Happy New Year folks. It
has been was an amazing holidays for me and my family. I got to visit my village during Christmas for the first time in over 10 years (sad but true). Well, its an Igbo thing to travel to your hometown and show who has more money to meet up with extended family and share in the festivities but I wouldn’t dwell on that. I had a swell time and that in part explains my long absence from writing (forgive me).
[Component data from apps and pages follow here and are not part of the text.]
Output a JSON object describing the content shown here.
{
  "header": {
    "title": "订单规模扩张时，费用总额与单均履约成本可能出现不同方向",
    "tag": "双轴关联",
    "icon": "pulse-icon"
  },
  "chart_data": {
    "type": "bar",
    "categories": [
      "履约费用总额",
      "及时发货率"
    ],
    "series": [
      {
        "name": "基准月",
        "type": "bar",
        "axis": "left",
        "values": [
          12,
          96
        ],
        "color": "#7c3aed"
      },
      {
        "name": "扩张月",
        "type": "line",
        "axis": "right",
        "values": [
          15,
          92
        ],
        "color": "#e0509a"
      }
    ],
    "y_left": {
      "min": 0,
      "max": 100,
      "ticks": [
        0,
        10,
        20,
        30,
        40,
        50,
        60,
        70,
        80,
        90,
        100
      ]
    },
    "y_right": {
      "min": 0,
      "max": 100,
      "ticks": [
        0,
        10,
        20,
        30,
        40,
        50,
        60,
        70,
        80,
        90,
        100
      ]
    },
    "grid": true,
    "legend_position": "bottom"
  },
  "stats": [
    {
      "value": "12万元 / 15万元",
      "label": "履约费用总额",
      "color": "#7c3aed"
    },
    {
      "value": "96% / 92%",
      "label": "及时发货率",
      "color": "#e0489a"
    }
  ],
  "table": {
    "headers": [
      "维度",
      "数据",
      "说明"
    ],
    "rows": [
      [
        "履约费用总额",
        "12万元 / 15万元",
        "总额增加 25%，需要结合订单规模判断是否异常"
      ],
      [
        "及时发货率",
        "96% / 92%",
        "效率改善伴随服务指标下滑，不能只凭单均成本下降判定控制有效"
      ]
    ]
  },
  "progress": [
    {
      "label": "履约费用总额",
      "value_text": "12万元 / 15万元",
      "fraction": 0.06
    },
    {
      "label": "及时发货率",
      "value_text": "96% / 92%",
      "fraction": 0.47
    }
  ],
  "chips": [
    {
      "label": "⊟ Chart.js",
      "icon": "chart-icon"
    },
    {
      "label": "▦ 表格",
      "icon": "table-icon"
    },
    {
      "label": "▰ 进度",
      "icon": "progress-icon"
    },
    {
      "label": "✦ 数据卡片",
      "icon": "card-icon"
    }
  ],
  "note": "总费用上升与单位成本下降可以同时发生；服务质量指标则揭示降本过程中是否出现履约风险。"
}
To the issue on my mind, I was at the village and realized that village girls are no longer the village girls we thought they were. Village girls are gradually catching up with the city girls in their dress sense. Village girls that could have been categorized with tieing wrappers around their waists and going to the farm are no longer carrying last as Nigerians would say. I had this feeble idea that going to the village would afford me the rare privilege of not been callously flabbergasted with a woman’s curves at every turn, no stray cleavage and bra strap, no busts, no bum; nothing to mess with your head or thoughts and get your mind trying to figure out whatever is under that see-through top.
It finally dawned on me that nudity was here to stay. It seems our ladies just want to go naked whether on the road, in church (imagine!!) or even on social media (with the most revealing pictures getting the most likes). We’ve watched girls’ skirts grow shorter and tighter. The panties are now getting smaller, tighter and “into-the-bum-er”. Leggings that were formerly worn with a long top to cover the bum are now worn with plain skin tight tops. Nowadays they don’t even wear pants with it, and it’s getting even more transparent! Today they wear see-through tops with a flawless bra underneath. Their tops must reveal bra straps somehow, and the cleavage must come pouring forth! Truth is, a lady who ‘shows some flesh’ torments a man’s senses far more than a totally nude one, for men are turned on hard by sight. When a man sees a lady nude, he has seen it all. But when a man sees a woman half nude, he wants to see it all. That quest to see it all has made many mens imaginations run wild; they get hooked; soon they become willing victims all their lives. Women know this, I am sure.
I sometimes wonder how many young men out there are addicted, perverted, and sexually bedeviled by a few stray sights they happened upon on the street all because a sister wants to be called ‘sexy’. We lament that faithful husbands have flown from amongst women, we decry ill-gotten wealth. We lament that standards have fallen, that men ask for sex to give women jobs, roles, marks, admissions, favours, contracts, money. And the United Nations cries – emancipate the woman!
However, by your dressing you suggest that ‘sex’ is a currency you are willing to pay in and start up this vicious circle of promiscuity that’s killing the society. I am certain that if a bill is passed banning certain clothes in public, women will vehemently protest their right to be naked, tell us we are living in the stone ages all over again; and fill us with all that ‘woman emancipation’ mantra.
Consequently, our sons approach puberty, the site of nudity on the streets pushes them to experiment with porn and by 15, they have pierced themselves with many sexual sorrows. Such a boy will grow to be a philanderer, a pedophile, an abuser of women and an unworthy father. See how you make perverts out of us. See why you must stop!
We all are culpable. From the man who calls her ‘hot and sexy’, speaking more from lust than love, to the lady who courts attention at all costs, selling womanhood short. From the father who’s not always there, to the mother who feels she’s just being like her generation…and refuses to scream, correct and insist. From the media or marketing professional who feels – sex sells, to the customer service and public relations peeps who think this lewdness is the best way to reel in customers. From the designer of these kinds of clothes, to the ‘stars’ who teach our kids that this is how to be. We all are!
Please women. For the love of God, dress modestly!
Adapted stylishly from “The beauty and moral of hijabs” by Anyiam Nnaemeka for The Guardian Newspapers